More Cars or More Transportation Alternatives: What Will the World Choose?
As Tata Motors, one of Asia’s leading automakers, prepares to tap into India’s middle-class market by releasing the “world’s cheapest car” in 2008, other countries with a long history of car dependence are grappling with ways to limit the social, health, and environmental costs of motorized transport. One alternative is so-called bus rapid transit (BRT), which operates like rail transport but offers more flexibility in routes. The systems are gaining popularity in cities in the automobile-loving United States as well as in rapidly developing nations in Asia and Latin America.
Tata plans to sell its “affordable” four-door vehicle at a sticker price of $2,500, or half the cost of the cheapest new car available in India today. As disposable incomes rise nationwide, the vehicle may lead India’s 1.1 billion people closer to Western patterns of car consumption—and bring similar environmental and traffic problems, according to critics. In 2004, India had 145.9 persons per passenger car, and the United States had 2.2 persons per car.

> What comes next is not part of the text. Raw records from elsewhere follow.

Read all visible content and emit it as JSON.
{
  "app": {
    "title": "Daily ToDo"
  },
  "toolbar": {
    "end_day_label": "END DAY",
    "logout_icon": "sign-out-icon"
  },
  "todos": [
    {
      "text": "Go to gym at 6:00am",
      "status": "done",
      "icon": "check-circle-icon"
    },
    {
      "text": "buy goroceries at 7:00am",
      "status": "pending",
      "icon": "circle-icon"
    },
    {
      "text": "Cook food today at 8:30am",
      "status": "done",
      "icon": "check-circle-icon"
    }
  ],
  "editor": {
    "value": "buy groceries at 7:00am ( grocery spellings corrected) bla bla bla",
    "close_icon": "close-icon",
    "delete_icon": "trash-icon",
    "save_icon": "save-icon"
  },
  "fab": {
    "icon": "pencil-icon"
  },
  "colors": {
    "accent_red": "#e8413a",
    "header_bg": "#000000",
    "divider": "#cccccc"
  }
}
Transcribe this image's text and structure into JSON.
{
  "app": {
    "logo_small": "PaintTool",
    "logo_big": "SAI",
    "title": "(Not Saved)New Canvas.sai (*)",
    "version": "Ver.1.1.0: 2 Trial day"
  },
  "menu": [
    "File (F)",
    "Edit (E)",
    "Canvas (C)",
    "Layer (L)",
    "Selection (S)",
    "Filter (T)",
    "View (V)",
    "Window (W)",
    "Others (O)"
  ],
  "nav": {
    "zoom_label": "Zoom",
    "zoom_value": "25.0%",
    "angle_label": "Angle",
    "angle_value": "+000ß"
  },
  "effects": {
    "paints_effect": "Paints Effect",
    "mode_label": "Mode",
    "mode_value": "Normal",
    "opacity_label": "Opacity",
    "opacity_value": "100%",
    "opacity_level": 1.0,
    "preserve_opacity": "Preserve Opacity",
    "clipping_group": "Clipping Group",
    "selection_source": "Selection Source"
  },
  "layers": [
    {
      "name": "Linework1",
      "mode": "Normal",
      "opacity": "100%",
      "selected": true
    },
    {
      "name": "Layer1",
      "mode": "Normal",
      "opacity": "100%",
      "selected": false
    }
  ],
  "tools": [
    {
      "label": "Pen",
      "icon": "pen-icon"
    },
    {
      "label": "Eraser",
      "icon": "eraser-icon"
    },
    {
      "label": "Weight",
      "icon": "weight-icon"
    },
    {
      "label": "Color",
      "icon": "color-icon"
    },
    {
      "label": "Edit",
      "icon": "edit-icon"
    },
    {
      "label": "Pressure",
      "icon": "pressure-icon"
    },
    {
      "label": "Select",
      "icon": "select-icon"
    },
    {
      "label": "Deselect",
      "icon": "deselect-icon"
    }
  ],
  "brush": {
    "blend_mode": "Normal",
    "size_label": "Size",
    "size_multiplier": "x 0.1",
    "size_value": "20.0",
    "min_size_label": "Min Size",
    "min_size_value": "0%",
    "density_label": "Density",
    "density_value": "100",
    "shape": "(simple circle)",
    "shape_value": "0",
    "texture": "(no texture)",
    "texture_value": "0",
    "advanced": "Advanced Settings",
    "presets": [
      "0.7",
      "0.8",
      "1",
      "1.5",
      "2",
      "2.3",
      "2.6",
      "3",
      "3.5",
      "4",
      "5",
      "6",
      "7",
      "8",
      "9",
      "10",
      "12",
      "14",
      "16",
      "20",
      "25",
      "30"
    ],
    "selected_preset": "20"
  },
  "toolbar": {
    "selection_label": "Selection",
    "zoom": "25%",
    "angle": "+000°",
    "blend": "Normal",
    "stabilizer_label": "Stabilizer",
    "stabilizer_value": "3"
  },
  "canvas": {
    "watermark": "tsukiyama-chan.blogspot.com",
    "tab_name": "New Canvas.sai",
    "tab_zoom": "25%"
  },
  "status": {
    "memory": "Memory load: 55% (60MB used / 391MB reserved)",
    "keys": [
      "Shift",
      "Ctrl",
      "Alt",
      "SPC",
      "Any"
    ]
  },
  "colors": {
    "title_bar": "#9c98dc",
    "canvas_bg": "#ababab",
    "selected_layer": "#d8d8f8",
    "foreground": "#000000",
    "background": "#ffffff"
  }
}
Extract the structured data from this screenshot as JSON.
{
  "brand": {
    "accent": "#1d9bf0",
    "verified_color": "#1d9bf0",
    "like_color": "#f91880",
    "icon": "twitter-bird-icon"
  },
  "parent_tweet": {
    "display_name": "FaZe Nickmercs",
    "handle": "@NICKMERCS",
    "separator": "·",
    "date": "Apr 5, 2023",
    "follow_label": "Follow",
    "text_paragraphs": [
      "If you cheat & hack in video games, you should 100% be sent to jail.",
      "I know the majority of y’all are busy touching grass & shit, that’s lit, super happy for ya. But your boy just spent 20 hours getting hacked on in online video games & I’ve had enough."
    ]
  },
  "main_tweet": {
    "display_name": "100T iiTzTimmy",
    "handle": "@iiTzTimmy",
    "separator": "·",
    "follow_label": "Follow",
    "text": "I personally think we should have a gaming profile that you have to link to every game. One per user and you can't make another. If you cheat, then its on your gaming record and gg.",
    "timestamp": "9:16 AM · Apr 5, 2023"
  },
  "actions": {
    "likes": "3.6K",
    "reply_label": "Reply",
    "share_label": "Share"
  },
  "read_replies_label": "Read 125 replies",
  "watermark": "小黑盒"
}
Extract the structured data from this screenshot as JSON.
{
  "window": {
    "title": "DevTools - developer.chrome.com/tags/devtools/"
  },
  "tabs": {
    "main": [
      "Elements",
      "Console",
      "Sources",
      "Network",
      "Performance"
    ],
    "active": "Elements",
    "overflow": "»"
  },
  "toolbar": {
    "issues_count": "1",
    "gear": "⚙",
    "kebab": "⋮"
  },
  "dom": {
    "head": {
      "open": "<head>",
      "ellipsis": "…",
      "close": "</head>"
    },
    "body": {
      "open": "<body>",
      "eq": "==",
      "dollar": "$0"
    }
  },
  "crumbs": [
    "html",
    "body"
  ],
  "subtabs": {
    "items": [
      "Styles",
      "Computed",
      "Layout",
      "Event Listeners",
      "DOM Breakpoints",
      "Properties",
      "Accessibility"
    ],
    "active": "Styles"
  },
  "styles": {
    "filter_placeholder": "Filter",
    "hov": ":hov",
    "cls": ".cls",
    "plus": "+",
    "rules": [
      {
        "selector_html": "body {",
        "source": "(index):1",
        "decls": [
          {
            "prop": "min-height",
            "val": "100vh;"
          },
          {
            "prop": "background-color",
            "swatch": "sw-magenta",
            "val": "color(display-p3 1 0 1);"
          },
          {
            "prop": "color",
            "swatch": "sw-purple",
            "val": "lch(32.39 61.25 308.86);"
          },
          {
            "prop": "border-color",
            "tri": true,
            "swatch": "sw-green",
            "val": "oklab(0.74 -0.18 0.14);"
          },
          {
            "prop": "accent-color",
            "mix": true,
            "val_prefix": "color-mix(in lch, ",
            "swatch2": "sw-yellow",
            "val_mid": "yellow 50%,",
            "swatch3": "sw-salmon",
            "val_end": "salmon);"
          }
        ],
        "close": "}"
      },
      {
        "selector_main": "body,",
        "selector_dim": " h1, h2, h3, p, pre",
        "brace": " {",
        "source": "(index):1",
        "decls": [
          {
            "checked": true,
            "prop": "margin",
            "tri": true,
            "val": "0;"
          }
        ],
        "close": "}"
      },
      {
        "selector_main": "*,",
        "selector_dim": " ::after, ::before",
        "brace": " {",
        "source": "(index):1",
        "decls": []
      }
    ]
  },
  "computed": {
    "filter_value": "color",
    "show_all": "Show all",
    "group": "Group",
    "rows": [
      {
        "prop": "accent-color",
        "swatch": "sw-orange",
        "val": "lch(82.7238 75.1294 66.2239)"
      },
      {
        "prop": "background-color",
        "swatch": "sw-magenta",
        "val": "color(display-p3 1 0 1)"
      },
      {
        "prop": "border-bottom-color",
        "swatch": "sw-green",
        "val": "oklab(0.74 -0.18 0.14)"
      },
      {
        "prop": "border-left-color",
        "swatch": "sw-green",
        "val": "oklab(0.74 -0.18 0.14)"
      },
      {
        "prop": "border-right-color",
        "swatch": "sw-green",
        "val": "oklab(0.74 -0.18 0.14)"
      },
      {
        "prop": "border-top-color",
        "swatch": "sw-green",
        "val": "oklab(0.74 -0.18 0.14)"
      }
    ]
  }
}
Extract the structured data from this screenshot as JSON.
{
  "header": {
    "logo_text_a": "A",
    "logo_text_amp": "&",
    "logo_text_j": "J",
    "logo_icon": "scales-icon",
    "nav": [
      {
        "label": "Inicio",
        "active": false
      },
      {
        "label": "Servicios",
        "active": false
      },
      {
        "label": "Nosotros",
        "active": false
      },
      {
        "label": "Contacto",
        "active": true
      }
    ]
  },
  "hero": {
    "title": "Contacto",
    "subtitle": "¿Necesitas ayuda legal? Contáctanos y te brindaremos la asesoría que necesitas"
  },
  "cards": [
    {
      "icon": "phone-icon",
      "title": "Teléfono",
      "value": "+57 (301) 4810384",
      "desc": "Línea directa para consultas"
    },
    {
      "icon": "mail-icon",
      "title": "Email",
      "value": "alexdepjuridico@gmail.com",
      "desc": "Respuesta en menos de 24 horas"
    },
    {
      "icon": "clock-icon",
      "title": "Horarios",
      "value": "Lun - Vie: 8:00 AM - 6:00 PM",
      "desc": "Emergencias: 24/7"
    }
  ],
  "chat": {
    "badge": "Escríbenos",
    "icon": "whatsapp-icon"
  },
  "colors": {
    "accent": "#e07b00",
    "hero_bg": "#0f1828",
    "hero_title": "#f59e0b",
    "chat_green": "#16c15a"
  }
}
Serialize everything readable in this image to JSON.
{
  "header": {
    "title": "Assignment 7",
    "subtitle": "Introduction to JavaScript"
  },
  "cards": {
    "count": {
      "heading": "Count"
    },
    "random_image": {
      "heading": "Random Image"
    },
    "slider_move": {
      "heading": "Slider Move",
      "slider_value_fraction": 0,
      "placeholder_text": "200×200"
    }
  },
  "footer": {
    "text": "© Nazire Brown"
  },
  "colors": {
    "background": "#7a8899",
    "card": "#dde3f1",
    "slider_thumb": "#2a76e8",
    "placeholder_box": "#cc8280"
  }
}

“Can you imagine if even half of the 1.1 billion Indians owned a car?” Mahesh Mehta, an environmental lawyer based in New Delhi, noted in a recent Washington Post article. “We should not be following the Western model of car ownership. I think this will be disastrous in India.” As an alternative to more cars, Mehta supports better public transportation to improve the Indian quality of life.
The development of Tata’s new car is “kind of unfortunate,” says William Vincent, deputy director of the Breakthrough Technologies Institute, a group that supports bus rapid transit. The focus on private cars “deemphasizes the necessity of trying to provide public transportation options,” he notes. BRT systems in Curitiba, Brazil, Bogotá, Colombia, and Beijing, China, have all significantly reduced costs, commute time, and environmental damage for local residents and other users, according to experts.
BRT systems under construction in the United States, such as the Euclid Corridor in Cleveland, Ohio, and phase three of the Silver Line in Boston, Massachusetts, are good examples of communities that were once dependent on cars but are now focusing on high-quality public transportation, Vincent notes. Similarly, in New York’s Hudson Valley, the nonprofit Tri-State Transportation Campaign is advocating a BRT system for the overly congested Tappan Zee corridor. “Smart transit service and transit-friendly development are the Hudson Valley’s tickets to a more livable future,” said Kate Slevin, the group’s executive director.
In India, as Tata prepares to launch its new inexpensive car, authorities are looking for ways to manage the expected influx of vehicles on the road. According to Walter Hook, executive director of the Institute for Transportation and Development Policy (ITDP), a Washington, D.C.-based organization that promotes environmentally sustainable and equitable transportation internationally, the advent of the $2,500 car has initiated “lively debate, ranging from banning that particular car to congestion pricing.” He notes that 11 cities in India are currently developing BRT systems, and that one system has already begun operating.
While it is important to promote alternative transportation options such as large-scale public transit, smaller, short-term changes can make a big difference as well, observes Michael Renner, a senior researcher at the Worldwatch Institute. “Authorities of course need to improve public transportation and put a premium on walkable, denser communities in their urban planning,” Renner notes. “But both policymakers and automakers should also push to ensure that the cars that are on the road—as well as other motor vehicles like the three-wheelers ubiquitous in Asia—are made more efficient and less-polluting.”
This story was produced by Eye on Earth, a joint project of the Worldwatch Institute and the blue moon fund. View the complete archive of Eye on Earth stories, or contact Staff Writer Alana Herro at aherro [AT] worldwatch [DOT] org with your questions, comments, and story ideas.